Data provided »
+ + + +
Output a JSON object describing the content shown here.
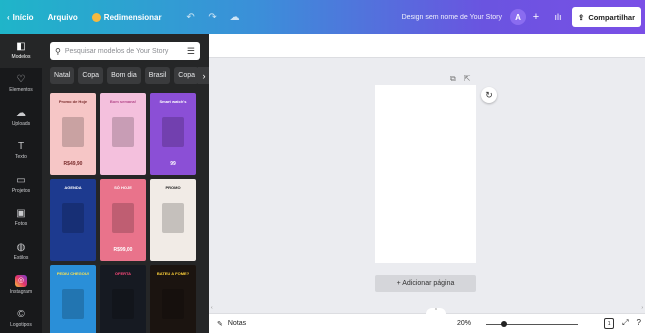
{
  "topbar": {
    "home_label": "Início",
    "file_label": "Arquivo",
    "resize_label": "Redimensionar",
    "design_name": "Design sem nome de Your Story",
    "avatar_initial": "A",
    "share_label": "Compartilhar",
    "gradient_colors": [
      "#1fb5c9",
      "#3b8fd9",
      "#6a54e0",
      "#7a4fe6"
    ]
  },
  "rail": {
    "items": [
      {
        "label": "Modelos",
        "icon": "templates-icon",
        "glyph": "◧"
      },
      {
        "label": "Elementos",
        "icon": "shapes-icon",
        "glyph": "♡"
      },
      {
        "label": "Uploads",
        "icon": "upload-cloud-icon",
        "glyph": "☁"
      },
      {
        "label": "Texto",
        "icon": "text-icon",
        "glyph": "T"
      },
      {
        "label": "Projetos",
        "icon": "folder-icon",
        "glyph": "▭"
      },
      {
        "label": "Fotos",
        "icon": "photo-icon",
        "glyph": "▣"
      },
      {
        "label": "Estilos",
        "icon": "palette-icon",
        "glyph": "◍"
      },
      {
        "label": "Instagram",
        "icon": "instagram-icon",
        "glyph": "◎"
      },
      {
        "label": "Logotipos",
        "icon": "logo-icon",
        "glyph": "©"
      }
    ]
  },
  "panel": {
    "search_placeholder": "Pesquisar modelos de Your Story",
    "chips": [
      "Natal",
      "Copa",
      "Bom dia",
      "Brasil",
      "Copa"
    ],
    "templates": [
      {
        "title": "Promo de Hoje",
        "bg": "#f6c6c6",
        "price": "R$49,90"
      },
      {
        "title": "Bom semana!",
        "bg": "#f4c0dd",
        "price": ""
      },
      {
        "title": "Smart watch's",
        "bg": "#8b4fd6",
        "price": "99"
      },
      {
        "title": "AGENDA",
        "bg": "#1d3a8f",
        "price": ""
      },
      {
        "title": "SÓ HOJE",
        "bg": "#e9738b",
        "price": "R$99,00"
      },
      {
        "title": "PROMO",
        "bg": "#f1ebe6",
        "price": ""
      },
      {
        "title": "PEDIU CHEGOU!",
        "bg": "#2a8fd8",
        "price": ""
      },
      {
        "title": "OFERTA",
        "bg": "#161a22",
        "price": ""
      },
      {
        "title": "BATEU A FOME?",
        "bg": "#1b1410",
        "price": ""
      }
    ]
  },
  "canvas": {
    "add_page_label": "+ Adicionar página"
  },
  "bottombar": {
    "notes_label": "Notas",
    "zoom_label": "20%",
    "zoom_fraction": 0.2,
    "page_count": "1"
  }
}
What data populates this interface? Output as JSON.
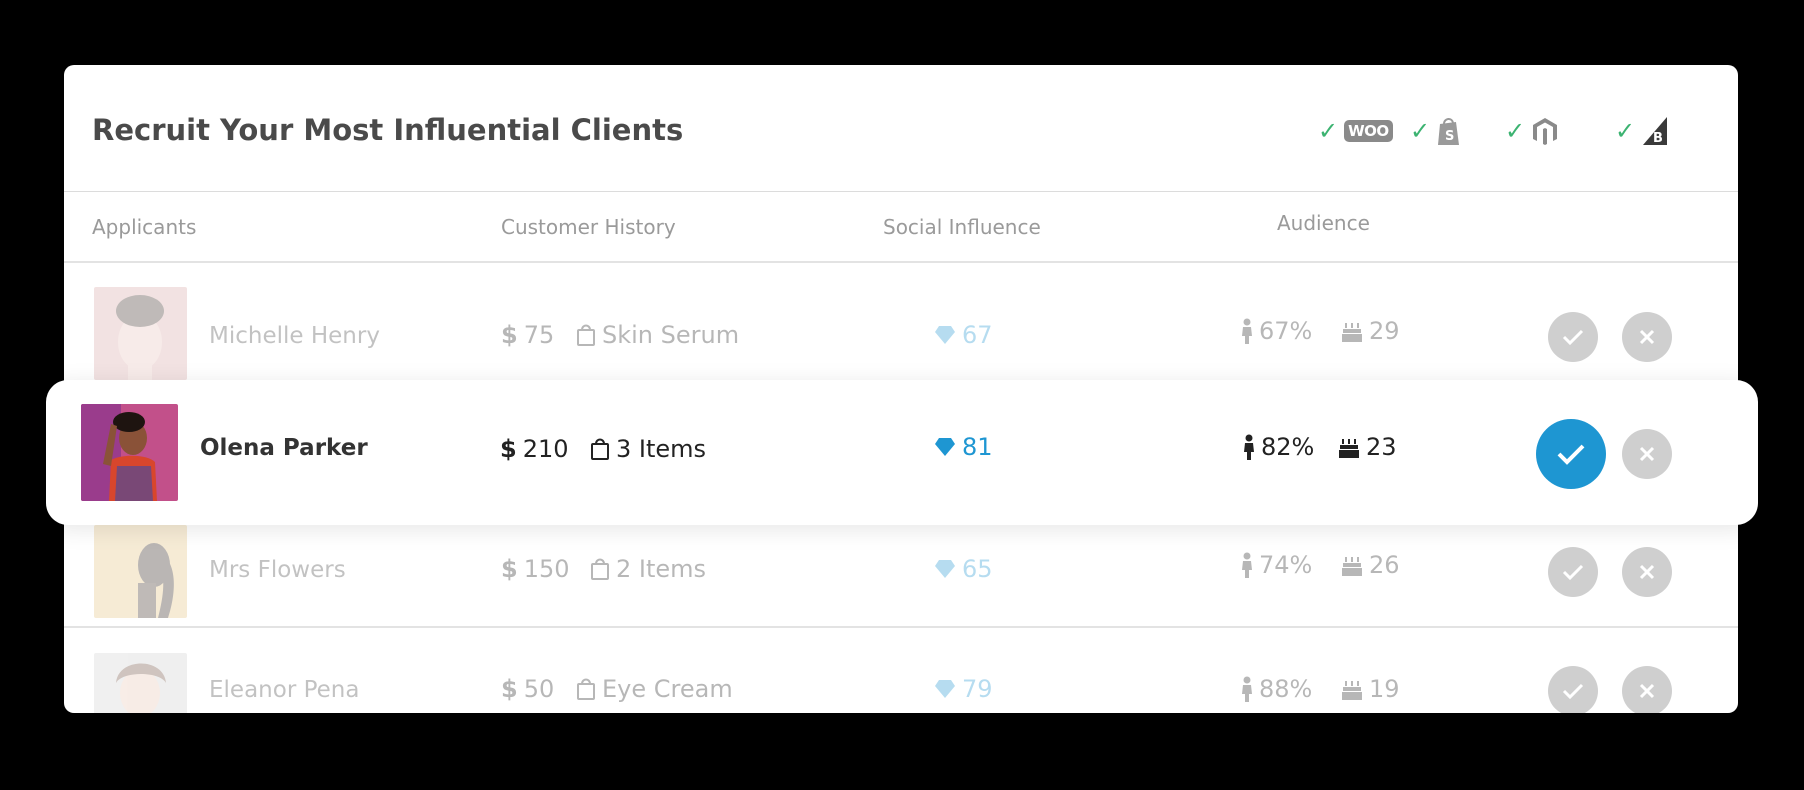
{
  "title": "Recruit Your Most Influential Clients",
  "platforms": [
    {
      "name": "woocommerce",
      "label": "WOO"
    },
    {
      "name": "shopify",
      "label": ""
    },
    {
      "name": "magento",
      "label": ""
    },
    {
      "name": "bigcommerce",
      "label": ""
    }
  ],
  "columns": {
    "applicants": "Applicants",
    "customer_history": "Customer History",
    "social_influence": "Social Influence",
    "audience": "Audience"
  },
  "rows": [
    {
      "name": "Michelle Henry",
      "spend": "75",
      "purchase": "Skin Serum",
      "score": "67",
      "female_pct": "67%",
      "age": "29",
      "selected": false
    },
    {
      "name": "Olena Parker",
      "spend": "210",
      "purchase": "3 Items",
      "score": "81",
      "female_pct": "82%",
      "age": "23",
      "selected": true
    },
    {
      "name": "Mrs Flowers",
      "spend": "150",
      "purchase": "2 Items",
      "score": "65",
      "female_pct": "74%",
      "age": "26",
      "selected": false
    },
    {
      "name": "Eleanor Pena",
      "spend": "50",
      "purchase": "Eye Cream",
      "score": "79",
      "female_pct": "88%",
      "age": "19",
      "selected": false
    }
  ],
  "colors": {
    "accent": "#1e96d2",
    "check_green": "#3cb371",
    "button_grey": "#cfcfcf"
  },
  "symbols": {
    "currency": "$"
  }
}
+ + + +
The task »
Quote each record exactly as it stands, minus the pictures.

Output below »
Output a JSON object describing the content shown here.
{
  "topbar": {
    "home_label": "Início",
    "file_label": "Arquivo",
    "resize_label": "Redimensionar",
    "design_name": "Design sem nome de Your Story",
    "avatar_initial": "A",
    "share_label": "Compartilhar",
    "gradient_colors": [
      "#1fb5c9",
      "#3b8fd9",
      "#6a54e0",
      "#7a4fe6"
    ]
  },
  "rail": {
    "items": [
      {
        "label": "Modelos",
        "icon": "templates-icon",
        "glyph": "◧"
      },
      {
        "label": "Elementos",
        "icon": "shapes-icon",
        "glyph": "♡"
      },
      {
        "label": "Uploads",
        "icon": "upload-cloud-icon",
        "glyph": "☁"
      },
      {
        "label": "Texto",
        "icon": "text-icon",
        "glyph": "T"
      },
      {
        "label": "Projetos",
        "icon": "folder-icon",
        "glyph": "▭"
      },
      {
        "label": "Fotos",
        "icon": "photo-icon",
        "glyph": "▣"
      },
      {
        "label": "Estilos",
        "icon": "palette-icon",
        "glyph": "◍"
      },
      {
        "label": "Instagram",
        "icon": "instagram-icon",
        "glyph": "◎"
      },
      {
        "label": "Logotipos",
        "icon": "logo-icon",
        "glyph": "©"
      }
    ]
  },
  "panel": {
    "search_placeholder": "Pesquisar modelos de Your Story",
    "chips": [
      "Natal",
      "Copa",
      "Bom dia",
      "Brasil",
      "Copa"
    ],
    "templates": [
      {
        "title": "Promo de Hoje",
        "bg": "#f6c6c6",
        "price": "R$49,90"
      },
      {
        "title": "Bom semana!",
        "bg": "#f4c0dd",
        "price": ""
      },
      {
        "title": "Smart watch's",
        "bg": "#8b4fd6",
        "price": "99"
      },
      {
        "title": "AGENDA",
        "bg": "#1d3a8f",
        "price": ""
      },
      {
        "title": "SÓ HOJE",
        "bg": "#e9738b",
        "price": "R$99,00"
      },
      {
        "title": "PROMO",
        "bg": "#f1ebe6",
        "price": ""
      },
      {
        "title": "PEDIU CHEGOU!",
        "bg": "#2a8fd8",
        "price": ""
      },
      {
        "title": "OFERTA",
        "bg": "#161a22",
        "price": ""
      },
      {
        "title": "BATEU A FOME?",
        "bg": "#1b1410",
        "price": ""
      }
    ]
  },
  "canvas": {
    "add_page_label": "+ Adicionar página"
  },
  "bottombar": {
    "notes_label": "Notas",
    "zoom_label": "20%",
    "zoom_fraction": 0.2,
    "page_count": "1"
  }
}
What data populates this interface? Output as JSON.
{
  "title": "Recruit Your Most Influential Clients",
  "platforms": [
    {
      "name": "woocommerce",
      "label": "WOO"
    },
    {
      "name": "shopify",
      "label": ""
    },
    {
      "name": "magento",
      "label": ""
    },
    {
      "name": "bigcommerce",
      "label": ""
    }
  ],
  "columns": {
    "applicants": "Applicants",
    "customer_history": "Customer History",
    "social_influence": "Social Influence",
    "audience": "Audience"
  },
  "rows": [
    {
      "name": "Michelle Henry",
      "spend": "75",
      "purchase": "Skin Serum",
      "score": "67",
      "female_pct": "67%",
      "age": "29",
      "selected": false
    },
    {
      "name": "Olena Parker",
      "spend": "210",
      "purchase": "3 Items",
      "score": "81",
      "female_pct": "82%",
      "age": "23",
      "selected": true
    },
    {
      "name": "Mrs Flowers",
      "spend": "150",
      "purchase": "2 Items",
      "score": "65",
      "female_pct": "74%",
      "age": "26",
      "selected": false
    },
    {
      "name": "Eleanor Pena",
      "spend": "50",
      "purchase": "Eye Cream",
      "score": "79",
      "female_pct": "88%",
      "age": "19",
      "selected": false
    }
  ],
  "colors": {
    "accent": "#1e96d2",
    "check_green": "#3cb371",
    "button_grey": "#cfcfcf"
  },
  "symbols": {
    "currency": "$"
  }
}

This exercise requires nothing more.